→ EXERCISE INPUTS:
..........
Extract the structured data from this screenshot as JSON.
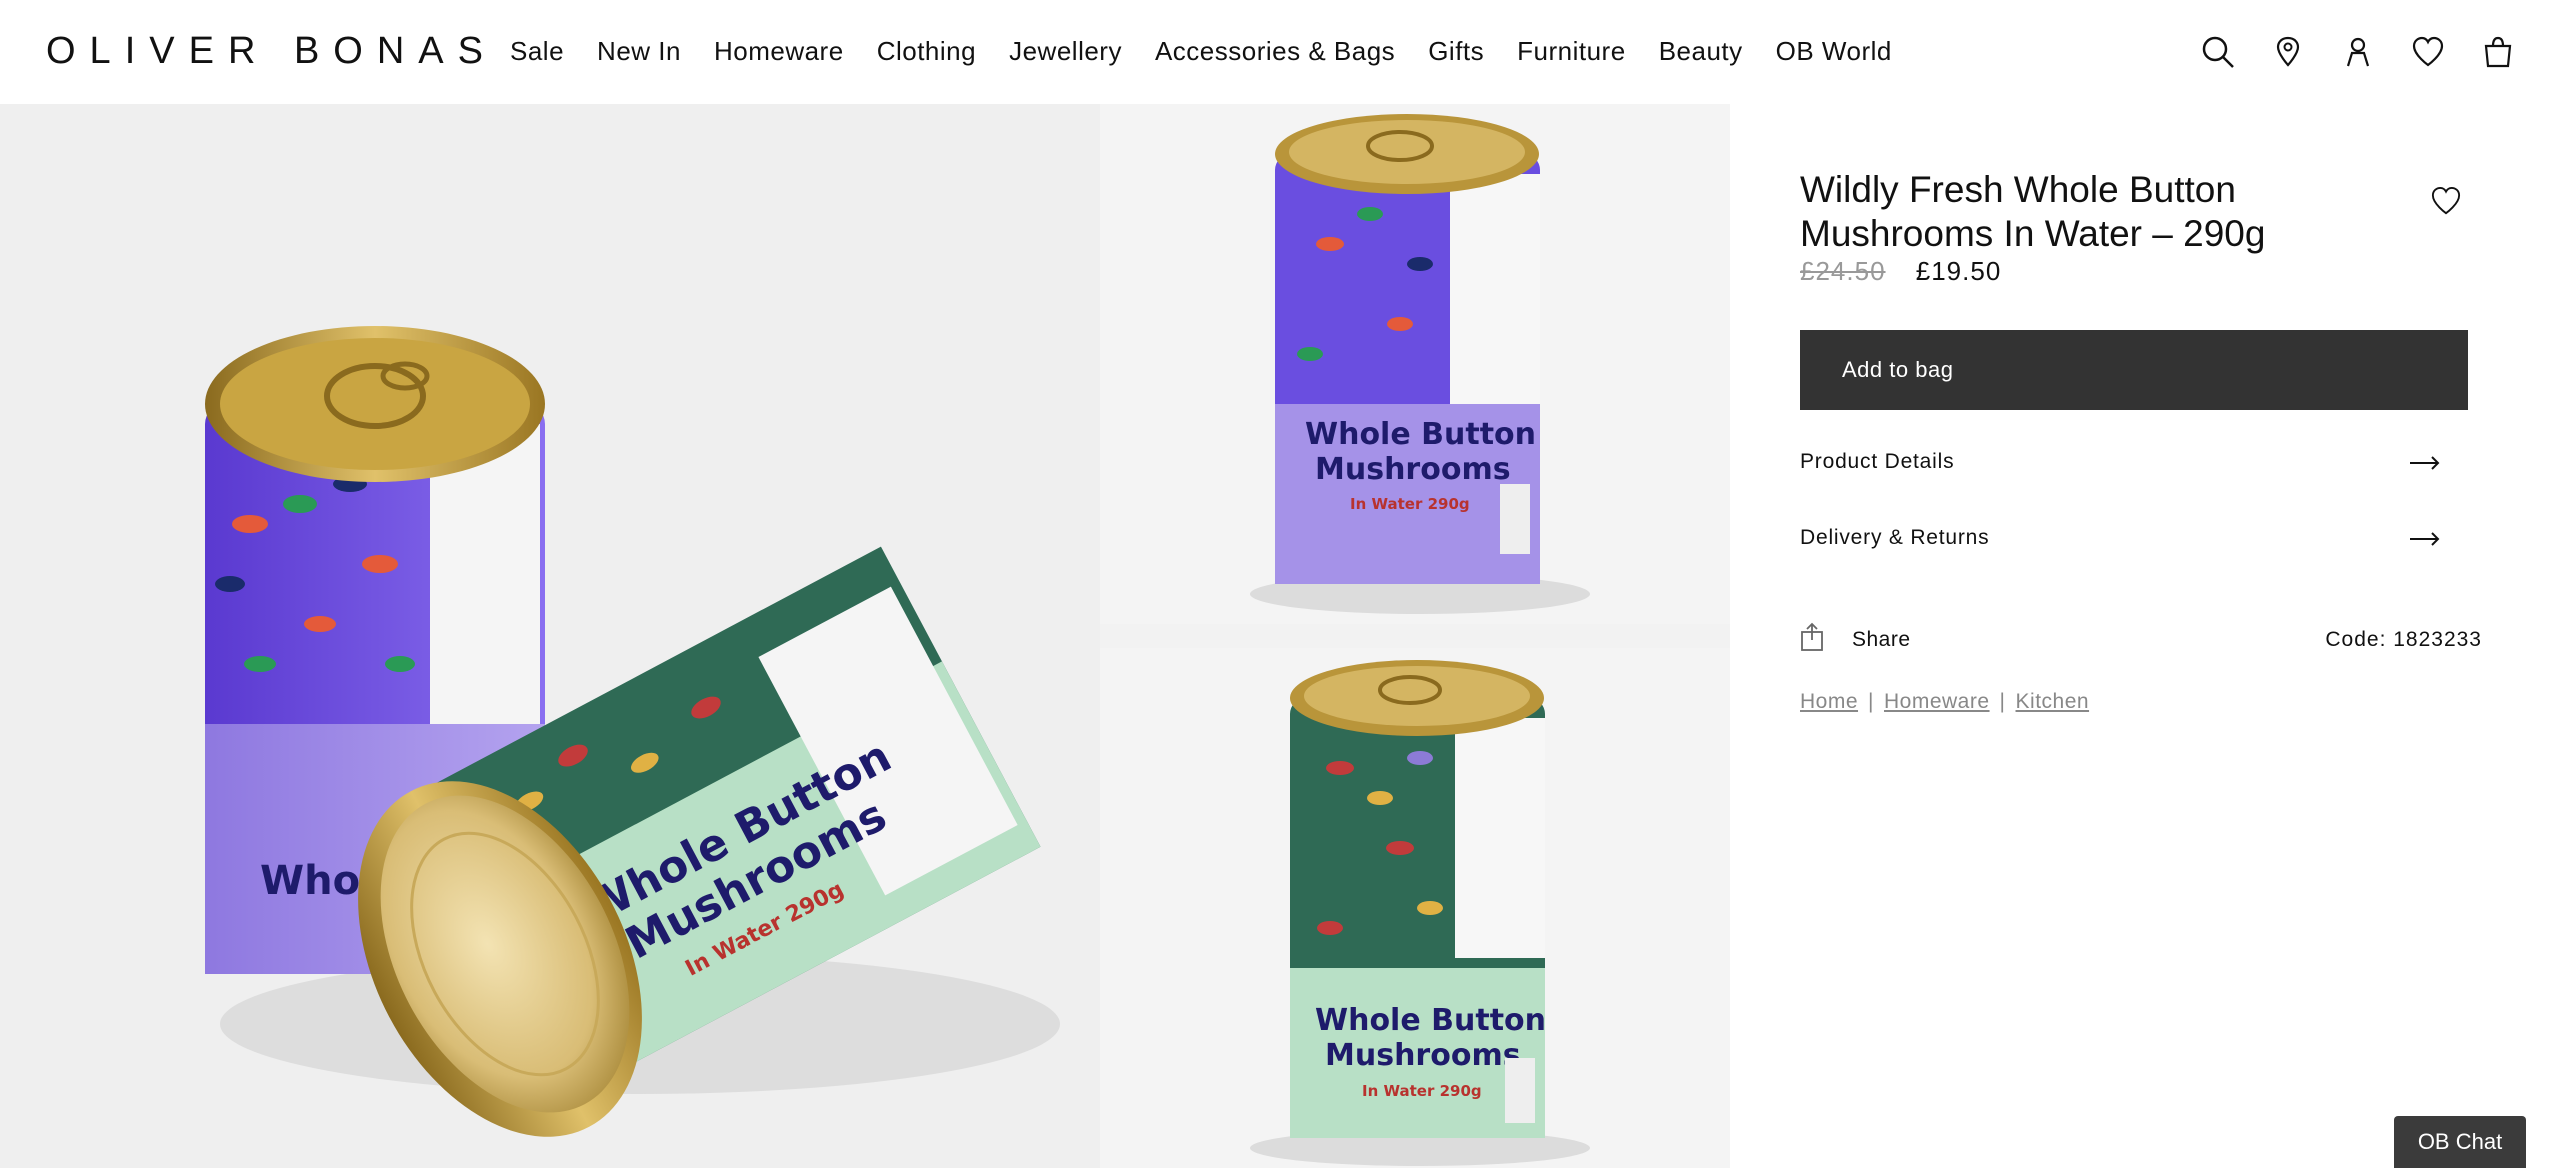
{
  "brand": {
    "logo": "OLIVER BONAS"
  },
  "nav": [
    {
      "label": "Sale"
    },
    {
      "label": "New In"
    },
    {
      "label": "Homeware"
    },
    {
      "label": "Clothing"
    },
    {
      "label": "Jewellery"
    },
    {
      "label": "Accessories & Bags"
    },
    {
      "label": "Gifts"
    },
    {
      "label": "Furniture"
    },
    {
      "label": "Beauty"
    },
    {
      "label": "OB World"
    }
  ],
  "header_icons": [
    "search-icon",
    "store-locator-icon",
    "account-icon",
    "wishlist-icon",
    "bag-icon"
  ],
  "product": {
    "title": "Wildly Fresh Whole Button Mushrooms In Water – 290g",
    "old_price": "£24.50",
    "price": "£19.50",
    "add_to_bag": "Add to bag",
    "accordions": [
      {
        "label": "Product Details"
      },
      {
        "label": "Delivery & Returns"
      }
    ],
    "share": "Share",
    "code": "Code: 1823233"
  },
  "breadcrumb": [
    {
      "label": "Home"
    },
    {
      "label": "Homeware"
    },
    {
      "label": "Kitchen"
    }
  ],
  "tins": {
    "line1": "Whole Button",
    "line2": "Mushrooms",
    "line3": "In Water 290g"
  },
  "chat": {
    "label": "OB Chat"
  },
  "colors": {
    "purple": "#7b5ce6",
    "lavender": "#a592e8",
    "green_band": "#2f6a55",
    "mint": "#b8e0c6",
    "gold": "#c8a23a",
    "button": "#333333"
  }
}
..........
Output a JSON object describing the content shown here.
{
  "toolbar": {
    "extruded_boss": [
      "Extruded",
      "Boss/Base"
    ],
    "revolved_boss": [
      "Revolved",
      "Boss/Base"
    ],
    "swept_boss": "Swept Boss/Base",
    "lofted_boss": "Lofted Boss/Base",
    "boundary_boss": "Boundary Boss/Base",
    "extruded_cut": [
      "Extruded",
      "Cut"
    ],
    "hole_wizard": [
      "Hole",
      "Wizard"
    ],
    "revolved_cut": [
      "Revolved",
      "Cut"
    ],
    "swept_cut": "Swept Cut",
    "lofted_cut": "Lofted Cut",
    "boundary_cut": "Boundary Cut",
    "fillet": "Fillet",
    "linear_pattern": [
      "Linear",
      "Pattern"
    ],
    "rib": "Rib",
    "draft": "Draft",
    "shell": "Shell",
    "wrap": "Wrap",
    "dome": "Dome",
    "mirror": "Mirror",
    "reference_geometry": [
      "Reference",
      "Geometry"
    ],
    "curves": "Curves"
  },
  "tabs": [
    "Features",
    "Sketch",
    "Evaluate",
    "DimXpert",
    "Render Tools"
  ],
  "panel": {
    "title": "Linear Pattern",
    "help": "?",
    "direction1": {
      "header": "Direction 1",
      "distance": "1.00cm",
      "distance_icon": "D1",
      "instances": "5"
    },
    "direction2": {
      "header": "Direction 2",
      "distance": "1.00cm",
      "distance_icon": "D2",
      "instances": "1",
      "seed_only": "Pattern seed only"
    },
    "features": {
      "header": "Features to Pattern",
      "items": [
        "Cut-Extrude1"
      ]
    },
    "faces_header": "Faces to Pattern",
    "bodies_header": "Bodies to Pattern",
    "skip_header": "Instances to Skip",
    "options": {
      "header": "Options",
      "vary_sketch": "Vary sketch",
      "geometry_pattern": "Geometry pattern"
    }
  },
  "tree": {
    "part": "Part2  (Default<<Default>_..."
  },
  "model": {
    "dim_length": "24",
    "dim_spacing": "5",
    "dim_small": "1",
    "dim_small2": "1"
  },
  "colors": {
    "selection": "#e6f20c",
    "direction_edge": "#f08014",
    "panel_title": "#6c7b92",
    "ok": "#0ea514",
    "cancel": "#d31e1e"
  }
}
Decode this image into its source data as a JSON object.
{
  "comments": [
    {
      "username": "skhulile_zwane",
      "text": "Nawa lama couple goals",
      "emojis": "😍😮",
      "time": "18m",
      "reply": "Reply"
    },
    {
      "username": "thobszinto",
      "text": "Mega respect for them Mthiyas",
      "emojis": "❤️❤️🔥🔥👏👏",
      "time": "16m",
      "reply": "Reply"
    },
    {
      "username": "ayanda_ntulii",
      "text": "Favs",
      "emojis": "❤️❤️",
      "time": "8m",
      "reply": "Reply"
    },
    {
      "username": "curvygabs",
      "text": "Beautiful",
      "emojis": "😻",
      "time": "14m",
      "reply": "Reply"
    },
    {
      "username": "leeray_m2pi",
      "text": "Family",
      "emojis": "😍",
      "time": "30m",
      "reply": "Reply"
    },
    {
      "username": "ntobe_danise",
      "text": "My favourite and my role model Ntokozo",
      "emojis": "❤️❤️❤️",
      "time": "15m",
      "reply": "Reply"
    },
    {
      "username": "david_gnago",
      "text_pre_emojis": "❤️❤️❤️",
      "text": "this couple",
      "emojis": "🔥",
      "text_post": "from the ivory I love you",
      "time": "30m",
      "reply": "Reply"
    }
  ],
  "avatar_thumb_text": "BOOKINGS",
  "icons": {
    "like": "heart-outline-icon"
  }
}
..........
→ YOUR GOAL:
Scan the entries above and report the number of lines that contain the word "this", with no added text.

→ TASK ANSWER:
3